 For the reasons stated at the beginning of this post, the world had turned on its head just before the time of Dee's birth, and the changes just kept coming.  It was during Dee's student days at Cambridge that two of the most important books in the scientific revolution were published a book on human anatomy by Andreas Vesalius, De humani corporis fabrica libri septem, and the book on the cosmos that Copernicus had drafted so many years before (but wisely waited to have published after his death), De revolutionibus orbium coelestium.  The book of Vesalius opened up the inner spaces of the human body for study, and the book of Copernicus opened up the outer spaces of the cosmos for study.  These were both published in 1543, and a foundational book on algebra, Girolamo Cardano's Ars Magna was published two years later in 1545.
De humani corporis fabrica libri septem by Vesalius (RCP London)
John Dee's serious approach to his studies paid off, and in 1546 King Henry VIII appointed him as a Junior Founding Fellow of the newly opened Trinity College, Cambridge.  There Dee was a Reader in Greek and also taught logic and sophistry.
Above the Great Gate is Trinity's founder, Henry VIII, with a rather interesting scepter.

Trinity College, Cambridge, Great Court (2016)

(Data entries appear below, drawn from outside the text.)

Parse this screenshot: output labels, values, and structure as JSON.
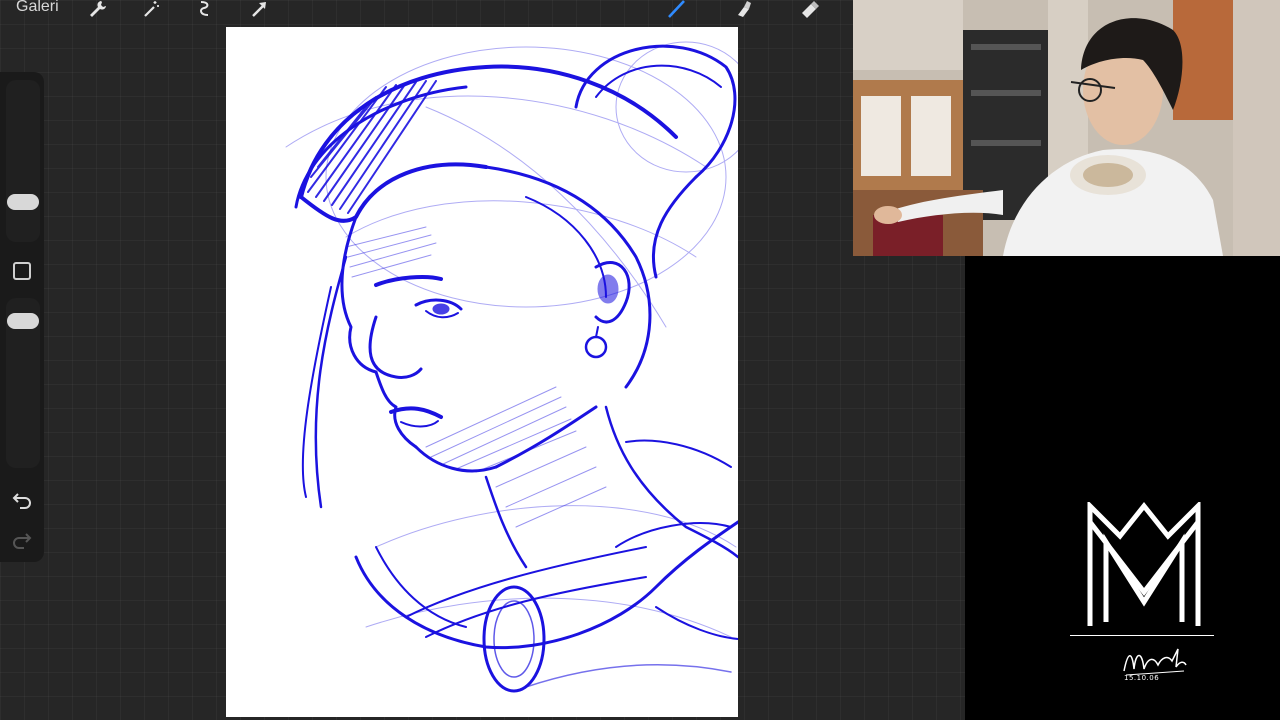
{
  "app": {
    "gallery_label": "Galeri",
    "tools_left": [
      {
        "icon": "wrench-icon"
      },
      {
        "icon": "magic-wand-icon"
      },
      {
        "icon": "selection-icon"
      },
      {
        "icon": "transform-arrow-icon"
      }
    ],
    "tools_right": [
      {
        "icon": "brush-icon"
      },
      {
        "icon": "smudge-icon"
      },
      {
        "icon": "eraser-icon"
      }
    ],
    "sidebar": {
      "brush_size": 0.22,
      "brush_opacity": 0.9,
      "modify_icon": "square-icon",
      "undo_icon": "undo-icon",
      "redo_icon": "redo-icon"
    }
  },
  "colors": {
    "ink": "#1b12e0",
    "canvas": "#ffffff",
    "ui_bg": "#262626"
  },
  "overlay": {
    "signature_date": "15.10.06"
  }
}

The college, of course, looks different now than it would have in Dee's day.  For example, the chapel, which is the building containing the clock, was not finished until 1567, which is during Dee's lifetime but after his time as a fellow there.  The fountain in the center was built in the early years of the 17th century.  A building that Dee would have been familiar with is that of the chapel of King's College, Cambridge, which was built between 1446 and 1515.  King's College is just to the south of Trinity, and St. John's is just to the north.  The chapel was begun by Henry VI of the House of Lancaster, but there is much in the details of the chapel that relate to the Tudor Dynasty that Dee is closely associated with.

Do you see the intertwined H and A in the picture below?  This was carved at the time of Henry VIII's wedding to Anne Boleyn and is part of the ceiling just below the organ.

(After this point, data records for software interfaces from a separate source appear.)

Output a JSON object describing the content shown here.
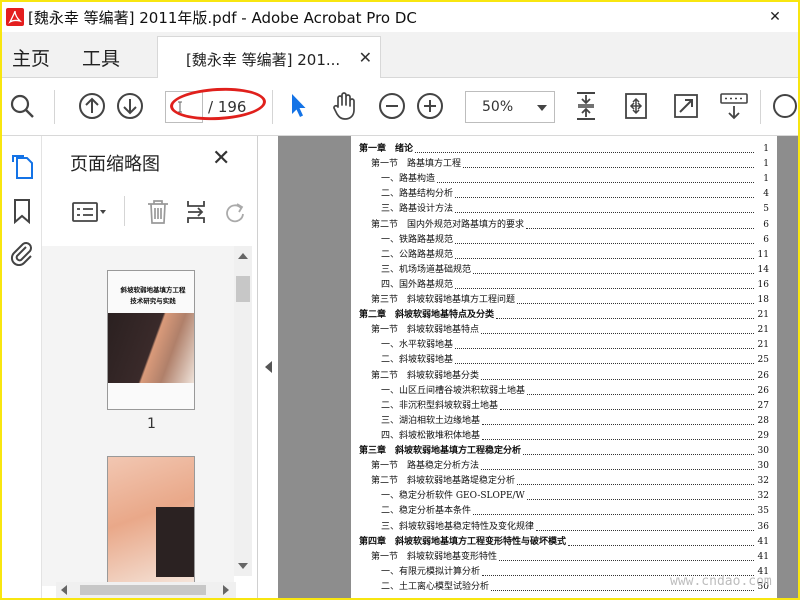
{
  "window": {
    "title": "[魏永幸 等编著] 2011年版.pdf - Adobe Acrobat Pro DC",
    "close_glyph": "✕"
  },
  "menu": {
    "home": "主页",
    "tools": "工具"
  },
  "tab": {
    "label": "[魏永幸 等编著] 201...",
    "close_glyph": "✕"
  },
  "toolbar": {
    "page_total": "/ 196",
    "page_value": "",
    "zoom_value": "50%",
    "accent_color": "#1473e6"
  },
  "panel": {
    "title": "页面缩略图",
    "close_glyph": "✕"
  },
  "thumbnails": [
    {
      "title": "斜坡软弱地基填方工程技术研究与实践",
      "number": "1"
    },
    {
      "number": ""
    }
  ],
  "toc": [
    {
      "label": "第一章　绪论",
      "page": "1",
      "level": 0
    },
    {
      "label": "第一节　路基填方工程",
      "page": "1",
      "level": 1
    },
    {
      "label": "一、路基构造",
      "page": "1",
      "level": 2
    },
    {
      "label": "二、路基结构分析",
      "page": "4",
      "level": 2
    },
    {
      "label": "三、路基设计方法",
      "page": "5",
      "level": 2
    },
    {
      "label": "第二节　国内外规范对路基填方的要求",
      "page": "6",
      "level": 1
    },
    {
      "label": "一、铁路路基规范",
      "page": "6",
      "level": 2
    },
    {
      "label": "二、公路路基规范",
      "page": "11",
      "level": 2
    },
    {
      "label": "三、机场场道基础规范",
      "page": "14",
      "level": 2
    },
    {
      "label": "四、国外路基规范",
      "page": "16",
      "level": 2
    },
    {
      "label": "第三节　斜坡软弱地基填方工程问题",
      "page": "18",
      "level": 1
    },
    {
      "label": "第二章　斜坡软弱地基特点及分类",
      "page": "21",
      "level": 0
    },
    {
      "label": "第一节　斜坡软弱地基特点",
      "page": "21",
      "level": 1
    },
    {
      "label": "一、水平软弱地基",
      "page": "21",
      "level": 2
    },
    {
      "label": "二、斜坡软弱地基",
      "page": "25",
      "level": 2
    },
    {
      "label": "第二节　斜坡软弱地基分类",
      "page": "26",
      "level": 1
    },
    {
      "label": "一、山区丘间槽谷坡洪积软弱土地基",
      "page": "26",
      "level": 2
    },
    {
      "label": "二、非沉积型斜坡软弱土地基",
      "page": "27",
      "level": 2
    },
    {
      "label": "三、湖泊相软土边缘地基",
      "page": "28",
      "level": 2
    },
    {
      "label": "四、斜坡松散堆积体地基",
      "page": "29",
      "level": 2
    },
    {
      "label": "第三章　斜坡软弱地基填方工程稳定分析",
      "page": "30",
      "level": 0
    },
    {
      "label": "第一节　路基稳定分析方法",
      "page": "30",
      "level": 1
    },
    {
      "label": "第二节　斜坡软弱地基路堤稳定分析",
      "page": "32",
      "level": 1
    },
    {
      "label": "一、稳定分析软件 GEO-SLOPE/W",
      "page": "32",
      "level": 2
    },
    {
      "label": "二、稳定分析基本条件",
      "page": "35",
      "level": 2
    },
    {
      "label": "三、斜坡软弱地基稳定特性及变化规律",
      "page": "36",
      "level": 2
    },
    {
      "label": "第四章　斜坡软弱地基填方工程变形特性与破坏模式",
      "page": "41",
      "level": 0
    },
    {
      "label": "第一节　斜坡软弱地基变形特性",
      "page": "41",
      "level": 1
    },
    {
      "label": "一、有限元模拟计算分析",
      "page": "41",
      "level": 2
    },
    {
      "label": "二、土工离心模型试验分析",
      "page": "50",
      "level": 2
    }
  ],
  "watermark": "www.cndao.com"
}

The Tudor Rose also makes and appearance in many places inside and outside the chapel.

And so, with some digressions and tangents, I give you the early life of John Dee and the world that he was born into.  Future posts will trace more of the course of his life.